Sleep training. It's often met with a giant sigh and a "oh God, I don't want to do it," because it's the total pits. Babies are not known for their excellent snoozing skills. So trying to implement them when you're already exhausted and you know your baby is going to fight it is the worst. But once you've got a plan, it should be a breeze. Until you realize there's one tiny thing that's ruining your baby's sleep training and nobody in your house is ever going to sleep again, and it's officially the end of days.
OK. Don't panic. You will eventually get some sleep and so will your little one. The thing is, sleep training isn't always a one-and-done deal. Some people have to go through it several times with their baby, and some have to stick to it for longer than they thought. But it doesn't mean there's anything wrong with your baby or that they aren't getting the hang of sleep. The tiny thing that's ruining your baby's sleep training is that you're calling it "sleep training."
Look, sleep isn't something babies have to learn. According to Today, approaching sleep training as something you have to be rigorous and structured about in order to get your baby to sleep just sets you and your little one up for failure. Your baby knows how to sleep. What they don't know is how to sleep without you there, intervening.
Although there are plenty of helpful techniques to get your baby to fall asleep on their own and stay asleep, Baby Center noted that sometimes common sense is your best course of action. What works for your family? What works for your baby? Are they falling asleep fine, but you're rocking them at night keeps them awake? Do they need one more bedtime story before they'll settle down?
When you treat sleep as some kind of hardcore activity your child has to learn and be good at right from the start, you're bound to find yourself frustrated with an even more exhausted kid. Today noted that sleep training is really about teaching parents how to put their babies to sleep — no sleep associations, no intervening at every sound, and, most importantly, no expecting sleep to be the same every single night.
Your baby is human. They're going to get sick, teeth, have bad dreams, and wake up early. Some nights they're going to go straight to sleep. Other night, they'll want to stay up and play with you. By treating sleep as some kind of military-like training, you're not giving yourself or your baby the room to live.
According to The Sleep Lady, consistency is key in helping your baby get to sleep. You can't help them fall asleep without nursing or rocking and then pick the habit back up the next day and expect your baby to forget. But that's why looking at sleep as something natural and not a training activity can make all of your decisions easier. You know that your baby will sleep and you can make consistent decisions based on you and your baby. If patting them on the back every night at 3 a.m. doesn't bother you, fine. If they wake up once a month and need a snuggle from you and you don't mind, also fine. Sleep is sleep and some nights, just like your own sleep patterns, your baby will wake up. Some nights, they'll go straight to bed and some nights, they'll log 12 uninterrupted hours.

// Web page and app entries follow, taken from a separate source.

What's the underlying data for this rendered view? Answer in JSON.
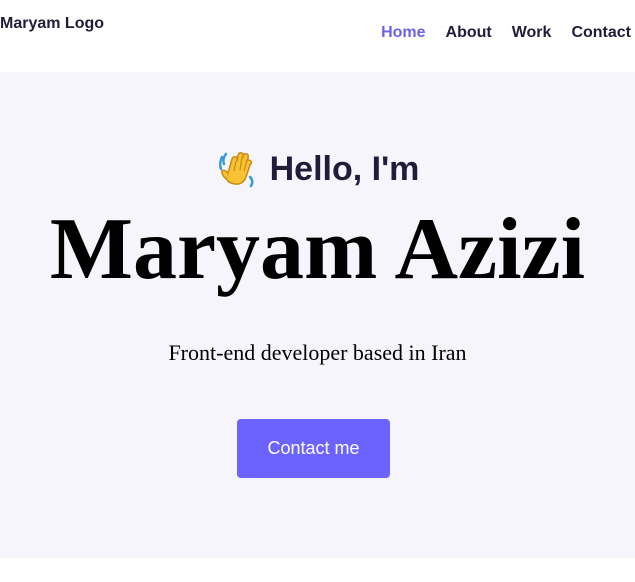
{
  "header": {
    "logo_text": "Maryam Logo",
    "nav": [
      {
        "label": "Home",
        "active": true
      },
      {
        "label": "About",
        "active": false
      },
      {
        "label": "Work",
        "active": false
      },
      {
        "label": "Contact",
        "active": false
      }
    ]
  },
  "hero": {
    "greeting_icon": "waving-hand-icon",
    "greeting": "Hello, I'm",
    "name": "Maryam Azizi",
    "tagline": "Front-end developer based in Iran",
    "cta_label": "Contact me"
  },
  "colors": {
    "accent": "#6c63ff",
    "nav_active": "#6c63e6",
    "text_dark": "#1f1d3a",
    "hero_bg": "#f7f5fc"
  }
}
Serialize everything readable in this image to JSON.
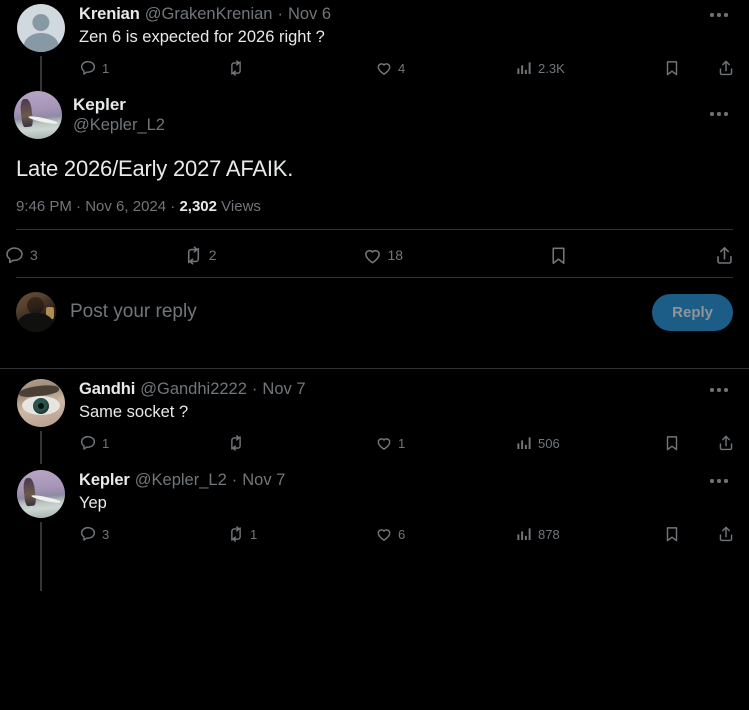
{
  "theme": {
    "background": "#000000",
    "text_primary": "#e7e9ea",
    "text_secondary": "#71767b",
    "divider": "#2f3336",
    "thread_line": "#333639",
    "reply_button_bg": "#1c5d88",
    "reply_button_text": "#8d9599"
  },
  "parent_post": {
    "display_name": "Krenian",
    "handle": "@GrakenKrenian",
    "separator": "·",
    "date": "Nov 6",
    "text": "Zen 6 is expected for 2026 right ?",
    "avatar": "default-person-avatar",
    "more_label": "More",
    "actions": {
      "reply_count": "1",
      "repost_count": "",
      "like_count": "4",
      "views_count": "2.3K",
      "bookmark_label": "Bookmark",
      "share_label": "Share"
    }
  },
  "focus_post": {
    "display_name": "Kepler",
    "handle": "@Kepler_L2",
    "text": "Late 2026/Early 2027 AFAIK.",
    "avatar": "kepler-artwork-avatar",
    "more_label": "More",
    "meta": {
      "time": "9:46 PM",
      "sep1": "·",
      "date": "Nov 6, 2024",
      "sep2": "·",
      "views_number": "2,302",
      "views_label": "Views"
    },
    "actions": {
      "reply_count": "3",
      "repost_count": "2",
      "like_count": "18",
      "bookmark_label": "Bookmark",
      "share_label": "Share"
    }
  },
  "composer": {
    "placeholder": "Post your reply",
    "button_label": "Reply",
    "avatar": "user-portrait-avatar"
  },
  "replies": [
    {
      "display_name": "Gandhi",
      "handle": "@Gandhi2222",
      "separator": "·",
      "date": "Nov 7",
      "text": "Same socket ?",
      "avatar": "eye-photo-avatar",
      "more_label": "More",
      "actions": {
        "reply_count": "1",
        "repost_count": "",
        "like_count": "1",
        "views_count": "506",
        "bookmark_label": "Bookmark",
        "share_label": "Share"
      }
    },
    {
      "display_name": "Kepler",
      "handle": "@Kepler_L2",
      "separator": "·",
      "date": "Nov 7",
      "text": "Yep",
      "avatar": "kepler-artwork-avatar",
      "more_label": "More",
      "actions": {
        "reply_count": "3",
        "repost_count": "1",
        "like_count": "6",
        "views_count": "878",
        "bookmark_label": "Bookmark",
        "share_label": "Share"
      }
    }
  ]
}
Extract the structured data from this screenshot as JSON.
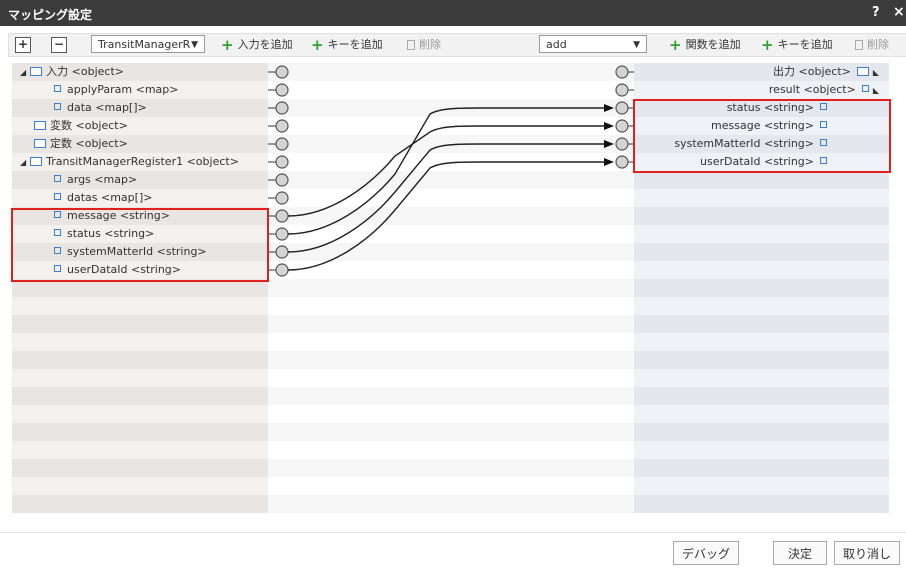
{
  "dialog": {
    "title": "マッピング設定",
    "help": "?",
    "close": "×"
  },
  "toolbar": {
    "expand_label": "+",
    "collapse_label": "−",
    "input_select_value": "TransitManagerR",
    "add_input_label": "入力を追加",
    "add_key_left_label": "キーを追加",
    "delete_left_label": "削除",
    "function_select_value": "add",
    "add_function_label": "関数を追加",
    "add_key_right_label": "キーを追加",
    "delete_right_label": "削除",
    "dropdown_arrow": "▼"
  },
  "input_tree": [
    {
      "label": "入力 <object>",
      "type": "folder",
      "indent": 0,
      "expanded": true
    },
    {
      "label": "applyParam <map>",
      "type": "leaf",
      "indent": 1
    },
    {
      "label": "data <map[]>",
      "type": "leaf",
      "indent": 1
    },
    {
      "label": "変数 <object>",
      "type": "folder",
      "indent": 0
    },
    {
      "label": "定数 <object>",
      "type": "folder",
      "indent": 0
    },
    {
      "label": "TransitManagerRegister1 <object>",
      "type": "folder",
      "indent": 0,
      "expanded": true
    },
    {
      "label": "args <map>",
      "type": "leaf",
      "indent": 1
    },
    {
      "label": "datas <map[]>",
      "type": "leaf",
      "indent": 1
    },
    {
      "label": "message <string>",
      "type": "leaf",
      "indent": 1
    },
    {
      "label": "status <string>",
      "type": "leaf",
      "indent": 1
    },
    {
      "label": "systemMatterId <string>",
      "type": "leaf",
      "indent": 1
    },
    {
      "label": "userDataId <string>",
      "type": "leaf",
      "indent": 1
    }
  ],
  "output_tree": [
    {
      "label": "出力 <object>",
      "type": "folder"
    },
    {
      "label": "result <object>",
      "type": "leaf",
      "marker": true
    },
    {
      "label": "status <string>",
      "type": "leaf"
    },
    {
      "label": "message <string>",
      "type": "leaf"
    },
    {
      "label": "systemMatterId <string>",
      "type": "leaf"
    },
    {
      "label": "userDataId <string>",
      "type": "leaf"
    }
  ],
  "expand_glyph": "◢",
  "collapse_glyph": "◣",
  "mappings": [
    {
      "from": "message <string>",
      "to": "message <string>"
    },
    {
      "from": "status <string>",
      "to": "status <string>"
    },
    {
      "from": "systemMatterId <string>",
      "to": "systemMatterId <string>"
    },
    {
      "from": "userDataId <string>",
      "to": "userDataId <string>"
    }
  ],
  "footer": {
    "debug_label": "デバッグ",
    "ok_label": "決定",
    "cancel_label": "取り消し"
  },
  "colors": {
    "titlebar": "#3b3b3b",
    "highlight": "#e02020",
    "add_icon": "#2fa12f",
    "tree_icon": "#3a7fc9"
  }
}
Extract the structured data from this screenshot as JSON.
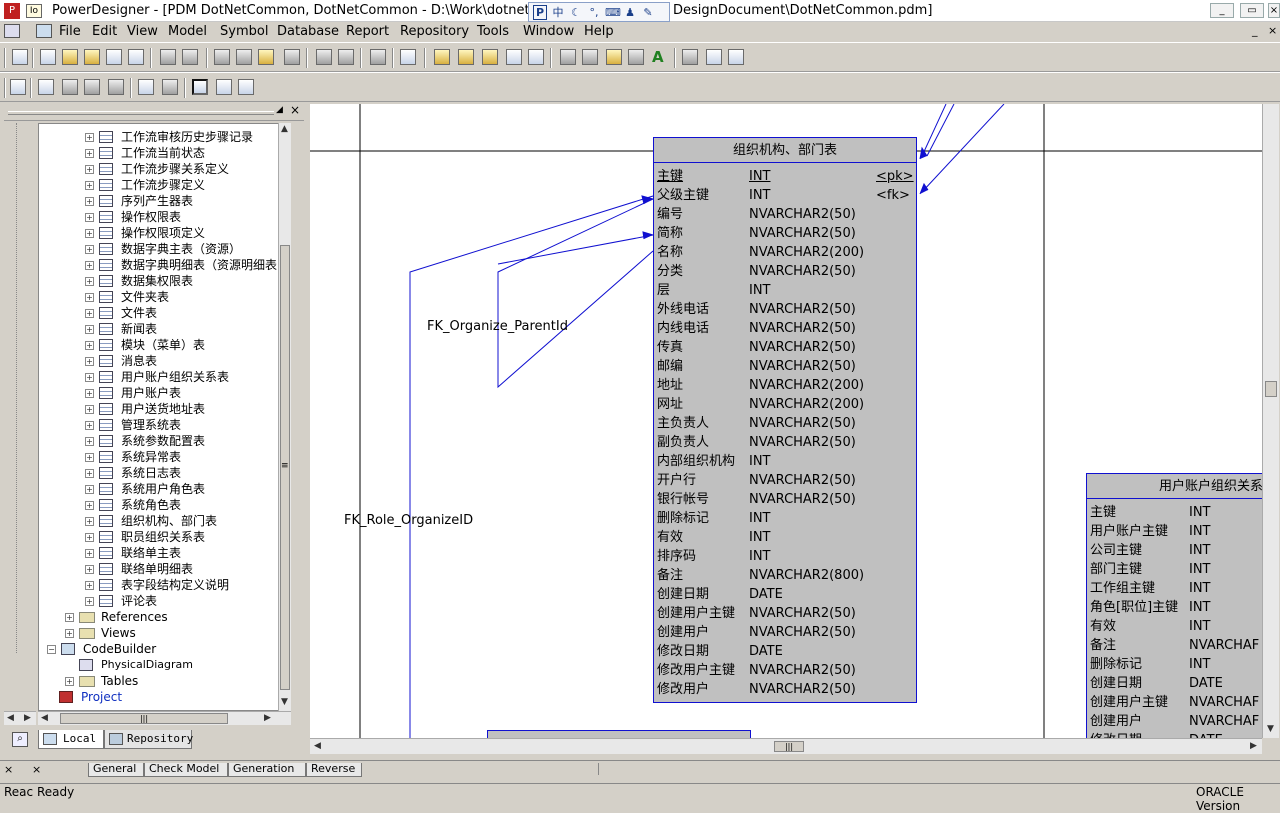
{
  "window": {
    "title": "PowerDesigner - [PDM DotNetCommon, DotNetCommon - D:\\Work\\dotnet\\Dot",
    "title_tail": "DesignDocument\\DotNetCommon.pdm]"
  },
  "menu": [
    "File",
    "Edit",
    "View",
    "Model",
    "Symbol",
    "Database",
    "Report",
    "Repository",
    "Tools",
    "Window",
    "Help"
  ],
  "tree": {
    "tables": [
      "工作流审核历史步骤记录",
      "工作流当前状态",
      "工作流步骤关系定义",
      "工作流步骤定义",
      "序列产生器表",
      "操作权限表",
      "操作权限项定义",
      "数据字典主表（资源）",
      "数据字典明细表（资源明细表",
      "数据集权限表",
      "文件夹表",
      "文件表",
      "新闻表",
      "模块（菜单）表",
      "消息表",
      "用户账户组织关系表",
      "用户账户表",
      "用户送货地址表",
      "管理系统表",
      "系统参数配置表",
      "系统异常表",
      "系统日志表",
      "系统用户角色表",
      "系统角色表",
      "组织机构、部门表",
      "职员组织关系表",
      "联络单主表",
      "联络单明细表",
      "表字段结构定义说明",
      "评论表"
    ],
    "references": "References",
    "views": "Views",
    "codebuilder": "CodeBuilder",
    "physical_diagram": "PhysicalDiagram",
    "cb_tables": "Tables",
    "project": "Project"
  },
  "browser_tabs": {
    "local": "Local",
    "repository": "Repository"
  },
  "diagram": {
    "main_entity": {
      "title": "组织机构、部门表",
      "columns": [
        {
          "name": "主键",
          "type": "INT",
          "key": "<pk>"
        },
        {
          "name": "父级主键",
          "type": "INT",
          "key": "<fk>"
        },
        {
          "name": "编号",
          "type": "NVARCHAR2(50)",
          "key": ""
        },
        {
          "name": "简称",
          "type": "NVARCHAR2(50)",
          "key": ""
        },
        {
          "name": "名称",
          "type": "NVARCHAR2(200)",
          "key": ""
        },
        {
          "name": "分类",
          "type": "NVARCHAR2(50)",
          "key": ""
        },
        {
          "name": "层",
          "type": "INT",
          "key": ""
        },
        {
          "name": "外线电话",
          "type": "NVARCHAR2(50)",
          "key": ""
        },
        {
          "name": "内线电话",
          "type": "NVARCHAR2(50)",
          "key": ""
        },
        {
          "name": "传真",
          "type": "NVARCHAR2(50)",
          "key": ""
        },
        {
          "name": "邮编",
          "type": "NVARCHAR2(50)",
          "key": ""
        },
        {
          "name": "地址",
          "type": "NVARCHAR2(200)",
          "key": ""
        },
        {
          "name": "网址",
          "type": "NVARCHAR2(200)",
          "key": ""
        },
        {
          "name": "主负责人",
          "type": "NVARCHAR2(50)",
          "key": ""
        },
        {
          "name": "副负责人",
          "type": "NVARCHAR2(50)",
          "key": ""
        },
        {
          "name": "内部组织机构",
          "type": "INT",
          "key": ""
        },
        {
          "name": "开户行",
          "type": "NVARCHAR2(50)",
          "key": ""
        },
        {
          "name": "银行帐号",
          "type": "NVARCHAR2(50)",
          "key": ""
        },
        {
          "name": "删除标记",
          "type": "INT",
          "key": ""
        },
        {
          "name": "有效",
          "type": "INT",
          "key": ""
        },
        {
          "name": "排序码",
          "type": "INT",
          "key": ""
        },
        {
          "name": "备注",
          "type": "NVARCHAR2(800)",
          "key": ""
        },
        {
          "name": "创建日期",
          "type": "DATE",
          "key": ""
        },
        {
          "name": "创建用户主键",
          "type": "NVARCHAR2(50)",
          "key": ""
        },
        {
          "name": "创建用户",
          "type": "NVARCHAR2(50)",
          "key": ""
        },
        {
          "name": "修改日期",
          "type": "DATE",
          "key": ""
        },
        {
          "name": "修改用户主键",
          "type": "NVARCHAR2(50)",
          "key": ""
        },
        {
          "name": "修改用户",
          "type": "NVARCHAR2(50)",
          "key": ""
        }
      ]
    },
    "side_entity": {
      "title": "用户账户组织关系",
      "columns": [
        {
          "name": "主键",
          "type": "INT"
        },
        {
          "name": "用户账户主键",
          "type": "INT"
        },
        {
          "name": "公司主键",
          "type": "INT"
        },
        {
          "name": "部门主键",
          "type": "INT"
        },
        {
          "name": "工作组主键",
          "type": "INT"
        },
        {
          "name": "角色[职位]主键",
          "type": "INT"
        },
        {
          "name": "有效",
          "type": "INT"
        },
        {
          "name": "备注",
          "type": "NVARCHAF"
        },
        {
          "name": "删除标记",
          "type": "INT"
        },
        {
          "name": "创建日期",
          "type": "DATE"
        },
        {
          "name": "创建用户主键",
          "type": "NVARCHAF"
        },
        {
          "name": "创建用户",
          "type": "NVARCHAF"
        },
        {
          "name": "修改日期",
          "type": "DATE"
        }
      ]
    },
    "labels": {
      "fk_parent": "FK_Organize_ParentId",
      "fk_role": "FK_Role_OrganizeID"
    }
  },
  "output_tabs": [
    "General",
    "Check Model",
    "Generation",
    "Reverse"
  ],
  "status": {
    "left": "Reac Ready",
    "right": "ORACLE Version"
  }
}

Sleep training can be hard, so stop thinking about it as sleep training. Put yourself in the mode of a parent helping their baby learn how to stay asleep throughout the night, but expect set-backs, changes, and that you'll have to make adjustments to your routine. Babies aren't robots. The sleep routine and bedtime that worked when they were 4 months old probably won't work when they are 18 months old. Be flexible, but consistent, and know that sleep is a natural part of life, even if it doesn't feel like it right now.